START Material for this task
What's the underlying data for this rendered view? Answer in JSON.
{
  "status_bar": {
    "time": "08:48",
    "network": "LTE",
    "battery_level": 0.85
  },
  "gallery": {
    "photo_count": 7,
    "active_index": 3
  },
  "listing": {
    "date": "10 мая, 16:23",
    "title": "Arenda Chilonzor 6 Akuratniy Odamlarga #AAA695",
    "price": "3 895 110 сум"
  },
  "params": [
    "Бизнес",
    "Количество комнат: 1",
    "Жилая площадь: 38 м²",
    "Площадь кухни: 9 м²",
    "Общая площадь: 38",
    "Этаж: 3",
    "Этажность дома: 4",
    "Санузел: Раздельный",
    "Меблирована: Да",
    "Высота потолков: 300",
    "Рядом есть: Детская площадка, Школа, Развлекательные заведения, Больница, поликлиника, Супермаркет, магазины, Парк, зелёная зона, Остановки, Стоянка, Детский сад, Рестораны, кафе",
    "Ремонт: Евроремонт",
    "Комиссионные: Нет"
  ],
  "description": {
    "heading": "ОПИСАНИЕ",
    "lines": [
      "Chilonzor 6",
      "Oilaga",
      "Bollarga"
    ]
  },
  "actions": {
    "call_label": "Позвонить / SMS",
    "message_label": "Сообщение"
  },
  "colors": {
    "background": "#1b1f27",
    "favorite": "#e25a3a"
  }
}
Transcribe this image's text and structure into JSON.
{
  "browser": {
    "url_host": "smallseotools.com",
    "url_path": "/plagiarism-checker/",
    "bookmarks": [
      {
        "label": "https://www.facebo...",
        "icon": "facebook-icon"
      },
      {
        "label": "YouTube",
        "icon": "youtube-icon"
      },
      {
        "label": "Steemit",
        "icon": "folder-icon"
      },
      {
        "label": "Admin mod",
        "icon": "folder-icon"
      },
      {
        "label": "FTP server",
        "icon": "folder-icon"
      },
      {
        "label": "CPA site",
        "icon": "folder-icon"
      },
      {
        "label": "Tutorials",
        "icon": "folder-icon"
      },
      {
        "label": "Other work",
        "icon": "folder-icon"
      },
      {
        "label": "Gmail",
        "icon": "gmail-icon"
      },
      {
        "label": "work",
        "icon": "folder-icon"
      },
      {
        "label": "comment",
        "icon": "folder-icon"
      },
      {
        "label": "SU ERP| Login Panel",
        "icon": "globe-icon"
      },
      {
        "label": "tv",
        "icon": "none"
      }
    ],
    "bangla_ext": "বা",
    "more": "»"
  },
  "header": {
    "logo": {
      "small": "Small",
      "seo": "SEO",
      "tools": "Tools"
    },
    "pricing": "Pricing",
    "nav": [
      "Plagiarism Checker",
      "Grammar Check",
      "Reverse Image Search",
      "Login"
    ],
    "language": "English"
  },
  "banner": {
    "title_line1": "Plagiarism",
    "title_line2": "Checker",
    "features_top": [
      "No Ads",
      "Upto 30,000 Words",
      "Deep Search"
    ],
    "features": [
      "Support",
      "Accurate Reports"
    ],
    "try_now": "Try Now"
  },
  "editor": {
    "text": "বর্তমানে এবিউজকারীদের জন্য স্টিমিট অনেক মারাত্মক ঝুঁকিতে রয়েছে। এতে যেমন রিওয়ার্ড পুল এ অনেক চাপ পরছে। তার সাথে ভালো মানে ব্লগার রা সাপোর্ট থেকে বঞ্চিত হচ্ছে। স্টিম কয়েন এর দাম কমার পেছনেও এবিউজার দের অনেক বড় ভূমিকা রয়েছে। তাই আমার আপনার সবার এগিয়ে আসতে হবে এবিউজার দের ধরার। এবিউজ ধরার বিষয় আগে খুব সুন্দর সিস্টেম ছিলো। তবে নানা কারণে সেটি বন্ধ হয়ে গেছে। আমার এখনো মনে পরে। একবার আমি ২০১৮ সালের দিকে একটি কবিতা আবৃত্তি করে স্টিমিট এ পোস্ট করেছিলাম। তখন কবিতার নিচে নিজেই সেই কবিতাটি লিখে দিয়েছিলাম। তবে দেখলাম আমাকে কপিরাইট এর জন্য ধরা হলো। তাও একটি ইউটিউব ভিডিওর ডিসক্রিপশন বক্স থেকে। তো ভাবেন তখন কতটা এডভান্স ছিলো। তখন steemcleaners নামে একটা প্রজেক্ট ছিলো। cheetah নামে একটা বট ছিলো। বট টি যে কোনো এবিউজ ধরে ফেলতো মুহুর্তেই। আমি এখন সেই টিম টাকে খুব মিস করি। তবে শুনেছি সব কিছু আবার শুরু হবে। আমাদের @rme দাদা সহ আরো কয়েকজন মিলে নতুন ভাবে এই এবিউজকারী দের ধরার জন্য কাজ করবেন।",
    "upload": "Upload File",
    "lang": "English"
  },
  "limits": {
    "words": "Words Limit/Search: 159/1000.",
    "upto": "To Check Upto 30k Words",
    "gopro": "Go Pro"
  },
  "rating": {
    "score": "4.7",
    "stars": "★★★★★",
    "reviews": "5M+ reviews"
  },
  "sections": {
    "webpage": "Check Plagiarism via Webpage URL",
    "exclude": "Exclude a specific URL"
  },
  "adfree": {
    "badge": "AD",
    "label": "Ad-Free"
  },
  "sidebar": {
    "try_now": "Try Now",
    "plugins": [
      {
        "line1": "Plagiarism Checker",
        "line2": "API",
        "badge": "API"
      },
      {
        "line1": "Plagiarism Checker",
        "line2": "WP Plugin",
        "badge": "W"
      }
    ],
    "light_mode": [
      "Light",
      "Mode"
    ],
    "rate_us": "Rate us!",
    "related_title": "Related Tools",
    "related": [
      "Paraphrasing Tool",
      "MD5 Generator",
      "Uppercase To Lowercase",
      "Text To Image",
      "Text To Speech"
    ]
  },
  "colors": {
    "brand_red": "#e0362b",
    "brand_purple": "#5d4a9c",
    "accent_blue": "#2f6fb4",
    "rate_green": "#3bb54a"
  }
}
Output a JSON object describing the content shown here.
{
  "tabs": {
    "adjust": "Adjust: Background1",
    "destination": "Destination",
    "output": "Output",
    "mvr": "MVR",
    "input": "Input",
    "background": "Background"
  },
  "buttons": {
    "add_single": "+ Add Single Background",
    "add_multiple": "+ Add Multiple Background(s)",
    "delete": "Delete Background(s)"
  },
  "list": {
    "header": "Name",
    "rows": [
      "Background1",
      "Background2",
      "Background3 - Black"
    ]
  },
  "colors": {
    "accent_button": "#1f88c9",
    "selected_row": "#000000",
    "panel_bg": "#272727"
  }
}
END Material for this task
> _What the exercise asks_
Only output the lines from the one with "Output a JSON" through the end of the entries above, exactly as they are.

> _Written response_
Output a JSON object describing the content shown here.
{
  "tabs": {
    "adjust": "Adjust: Background1",
    "destination": "Destination",
    "output": "Output",
    "mvr": "MVR",
    "input": "Input",
    "background": "Background"
  },
  "buttons": {
    "add_single": "+ Add Single Background",
    "add_multiple": "+ Add Multiple Background(s)",
    "delete": "Delete Background(s)"
  },
  "list": {
    "header": "Name",
    "rows": [
      "Background1",
      "Background2",
      "Background3 - Black"
    ]
  },
  "colors": {
    "accent_button": "#1f88c9",
    "selected_row": "#000000",
    "panel_bg": "#272727"
  }
}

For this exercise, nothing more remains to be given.